» **Work instruction**
All entries must be given again in full, exactly as they were supplied.

» **Supplied records**
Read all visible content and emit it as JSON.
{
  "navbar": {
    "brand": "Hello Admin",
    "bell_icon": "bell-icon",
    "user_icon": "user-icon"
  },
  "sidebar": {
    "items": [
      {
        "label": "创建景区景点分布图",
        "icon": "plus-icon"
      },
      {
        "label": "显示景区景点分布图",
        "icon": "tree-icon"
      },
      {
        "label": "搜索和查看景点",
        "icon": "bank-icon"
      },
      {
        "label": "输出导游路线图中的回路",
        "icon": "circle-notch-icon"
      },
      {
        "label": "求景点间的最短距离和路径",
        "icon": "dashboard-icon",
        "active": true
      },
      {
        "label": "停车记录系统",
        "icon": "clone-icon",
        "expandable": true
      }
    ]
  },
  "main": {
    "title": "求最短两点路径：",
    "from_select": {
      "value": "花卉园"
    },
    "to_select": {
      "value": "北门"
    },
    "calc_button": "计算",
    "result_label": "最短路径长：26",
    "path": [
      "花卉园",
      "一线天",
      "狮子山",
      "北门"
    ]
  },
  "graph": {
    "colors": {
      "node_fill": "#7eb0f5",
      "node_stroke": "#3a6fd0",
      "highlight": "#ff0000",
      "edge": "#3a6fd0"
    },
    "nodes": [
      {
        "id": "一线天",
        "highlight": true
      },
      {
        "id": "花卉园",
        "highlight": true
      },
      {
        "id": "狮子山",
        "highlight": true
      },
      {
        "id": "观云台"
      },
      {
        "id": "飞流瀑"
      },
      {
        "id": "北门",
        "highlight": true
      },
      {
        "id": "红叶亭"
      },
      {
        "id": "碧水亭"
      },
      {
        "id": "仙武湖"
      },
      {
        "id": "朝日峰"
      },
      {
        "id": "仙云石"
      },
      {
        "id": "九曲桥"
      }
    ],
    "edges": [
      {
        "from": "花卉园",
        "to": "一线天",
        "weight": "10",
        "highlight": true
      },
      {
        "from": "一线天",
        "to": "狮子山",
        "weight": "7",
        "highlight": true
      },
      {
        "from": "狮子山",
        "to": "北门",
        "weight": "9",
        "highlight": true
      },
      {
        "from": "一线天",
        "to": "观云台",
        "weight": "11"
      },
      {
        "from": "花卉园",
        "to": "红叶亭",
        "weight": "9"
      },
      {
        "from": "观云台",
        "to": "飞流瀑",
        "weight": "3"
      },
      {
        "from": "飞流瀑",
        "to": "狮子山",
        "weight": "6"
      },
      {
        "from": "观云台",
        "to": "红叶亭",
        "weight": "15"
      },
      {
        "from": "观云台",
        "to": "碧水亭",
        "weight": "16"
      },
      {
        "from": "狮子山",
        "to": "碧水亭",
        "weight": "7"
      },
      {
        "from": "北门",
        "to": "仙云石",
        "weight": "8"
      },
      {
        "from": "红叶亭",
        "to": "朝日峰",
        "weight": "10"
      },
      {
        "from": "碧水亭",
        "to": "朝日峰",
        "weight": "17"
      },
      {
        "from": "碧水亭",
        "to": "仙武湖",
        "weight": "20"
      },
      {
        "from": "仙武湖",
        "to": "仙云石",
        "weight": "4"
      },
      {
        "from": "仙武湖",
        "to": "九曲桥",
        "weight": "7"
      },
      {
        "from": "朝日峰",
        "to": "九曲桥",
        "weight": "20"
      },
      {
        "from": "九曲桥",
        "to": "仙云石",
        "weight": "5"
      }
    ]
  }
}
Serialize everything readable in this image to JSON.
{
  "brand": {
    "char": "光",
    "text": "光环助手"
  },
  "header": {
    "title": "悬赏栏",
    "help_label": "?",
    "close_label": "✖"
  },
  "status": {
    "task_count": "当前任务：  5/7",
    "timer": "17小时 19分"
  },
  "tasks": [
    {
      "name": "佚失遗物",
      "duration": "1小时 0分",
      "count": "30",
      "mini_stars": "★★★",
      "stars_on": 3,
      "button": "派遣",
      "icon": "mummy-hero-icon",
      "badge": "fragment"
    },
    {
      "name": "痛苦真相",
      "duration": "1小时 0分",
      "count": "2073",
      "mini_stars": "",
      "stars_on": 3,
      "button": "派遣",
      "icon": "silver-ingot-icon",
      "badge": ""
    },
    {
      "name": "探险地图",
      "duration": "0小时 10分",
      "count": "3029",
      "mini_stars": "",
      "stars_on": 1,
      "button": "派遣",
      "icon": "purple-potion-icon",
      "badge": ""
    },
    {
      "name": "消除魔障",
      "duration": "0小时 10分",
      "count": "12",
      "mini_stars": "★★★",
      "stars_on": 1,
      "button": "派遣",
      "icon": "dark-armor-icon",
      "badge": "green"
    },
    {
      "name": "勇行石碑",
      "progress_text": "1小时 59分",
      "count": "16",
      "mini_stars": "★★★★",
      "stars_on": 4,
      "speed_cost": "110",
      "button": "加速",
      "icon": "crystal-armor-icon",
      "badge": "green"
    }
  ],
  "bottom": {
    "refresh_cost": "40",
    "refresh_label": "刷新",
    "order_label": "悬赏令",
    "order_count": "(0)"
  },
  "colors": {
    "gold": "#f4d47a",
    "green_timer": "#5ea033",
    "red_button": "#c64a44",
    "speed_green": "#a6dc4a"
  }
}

» **Exercise answer**
Read all visible content and emit it as JSON.
{
  "navbar": {
    "brand": "Hello Admin",
    "bell_icon": "bell-icon",
    "user_icon": "user-icon"
  },
  "sidebar": {
    "items": [
      {
        "label": "创建景区景点分布图",
        "icon": "plus-icon"
      },
      {
        "label": "显示景区景点分布图",
        "icon": "tree-icon"
      },
      {
        "label": "搜索和查看景点",
        "icon": "bank-icon"
      },
      {
        "label": "输出导游路线图中的回路",
        "icon": "circle-notch-icon"
      },
      {
        "label": "求景点间的最短距离和路径",
        "icon": "dashboard-icon",
        "active": true
      },
      {
        "label": "停车记录系统",
        "icon": "clone-icon",
        "expandable": true
      }
    ]
  },
  "main": {
    "title": "求最短两点路径：",
    "from_select": {
      "value": "花卉园"
    },
    "to_select": {
      "value": "北门"
    },
    "calc_button": "计算",
    "result_label": "最短路径长：26",
    "path": [
      "花卉园",
      "一线天",
      "狮子山",
      "北门"
    ]
  },
  "graph": {
    "colors": {
      "node_fill": "#7eb0f5",
      "node_stroke": "#3a6fd0",
      "highlight": "#ff0000",
      "edge": "#3a6fd0"
    },
    "nodes": [
      {
        "id": "一线天",
        "highlight": true
      },
      {
        "id": "花卉园",
        "highlight": true
      },
      {
        "id": "狮子山",
        "highlight": true
      },
      {
        "id": "观云台"
      },
      {
        "id": "飞流瀑"
      },
      {
        "id": "北门",
        "highlight": true
      },
      {
        "id": "红叶亭"
      },
      {
        "id": "碧水亭"
      },
      {
        "id": "仙武湖"
      },
      {
        "id": "朝日峰"
      },
      {
        "id": "仙云石"
      },
      {
        "id": "九曲桥"
      }
    ],
    "edges": [
      {
        "from": "花卉园",
        "to": "一线天",
        "weight": "10",
        "highlight": true
      },
      {
        "from": "一线天",
        "to": "狮子山",
        "weight": "7",
        "highlight": true
      },
      {
        "from": "狮子山",
        "to": "北门",
        "weight": "9",
        "highlight": true
      },
      {
        "from": "一线天",
        "to": "观云台",
        "weight": "11"
      },
      {
        "from": "花卉园",
        "to": "红叶亭",
        "weight": "9"
      },
      {
        "from": "观云台",
        "to": "飞流瀑",
        "weight": "3"
      },
      {
        "from": "飞流瀑",
        "to": "狮子山",
        "weight": "6"
      },
      {
        "from": "观云台",
        "to": "红叶亭",
        "weight": "15"
      },
      {
        "from": "观云台",
        "to": "碧水亭",
        "weight": "16"
      },
      {
        "from": "狮子山",
        "to": "碧水亭",
        "weight": "7"
      },
      {
        "from": "北门",
        "to": "仙云石",
        "weight": "8"
      },
      {
        "from": "红叶亭",
        "to": "朝日峰",
        "weight": "10"
      },
      {
        "from": "碧水亭",
        "to": "朝日峰",
        "weight": "17"
      },
      {
        "from": "碧水亭",
        "to": "仙武湖",
        "weight": "20"
      },
      {
        "from": "仙武湖",
        "to": "仙云石",
        "weight": "4"
      },
      {
        "from": "仙武湖",
        "to": "九曲桥",
        "weight": "7"
      },
      {
        "from": "朝日峰",
        "to": "九曲桥",
        "weight": "20"
      },
      {
        "from": "九曲桥",
        "to": "仙云石",
        "weight": "5"
      }
    ]
  }
}
Serialize everything readable in this image to JSON.
{
  "brand": {
    "char": "光",
    "text": "光环助手"
  },
  "header": {
    "title": "悬赏栏",
    "help_label": "?",
    "close_label": "✖"
  },
  "status": {
    "task_count": "当前任务：  5/7",
    "timer": "17小时 19分"
  },
  "tasks": [
    {
      "name": "佚失遗物",
      "duration": "1小时 0分",
      "count": "30",
      "mini_stars": "★★★",
      "stars_on": 3,
      "button": "派遣",
      "icon": "mummy-hero-icon",
      "badge": "fragment"
    },
    {
      "name": "痛苦真相",
      "duration": "1小时 0分",
      "count": "2073",
      "mini_stars": "",
      "stars_on": 3,
      "button": "派遣",
      "icon": "silver-ingot-icon",
      "badge": ""
    },
    {
      "name": "探险地图",
      "duration": "0小时 10分",
      "count": "3029",
      "mini_stars": "",
      "stars_on": 1,
      "button": "派遣",
      "icon": "purple-potion-icon",
      "badge": ""
    },
    {
      "name": "消除魔障",
      "duration": "0小时 10分",
      "count": "12",
      "mini_stars": "★★★",
      "stars_on": 1,
      "button": "派遣",
      "icon": "dark-armor-icon",
      "badge": "green"
    },
    {
      "name": "勇行石碑",
      "progress_text": "1小时 59分",
      "count": "16",
      "mini_stars": "★★★★",
      "stars_on": 4,
      "speed_cost": "110",
      "button": "加速",
      "icon": "crystal-armor-icon",
      "badge": "green"
    }
  ],
  "bottom": {
    "refresh_cost": "40",
    "refresh_label": "刷新",
    "order_label": "悬赏令",
    "order_count": "(0)"
  },
  "colors": {
    "gold": "#f4d47a",
    "green_timer": "#5ea033",
    "red_button": "#c64a44",
    "speed_green": "#a6dc4a"
  }
}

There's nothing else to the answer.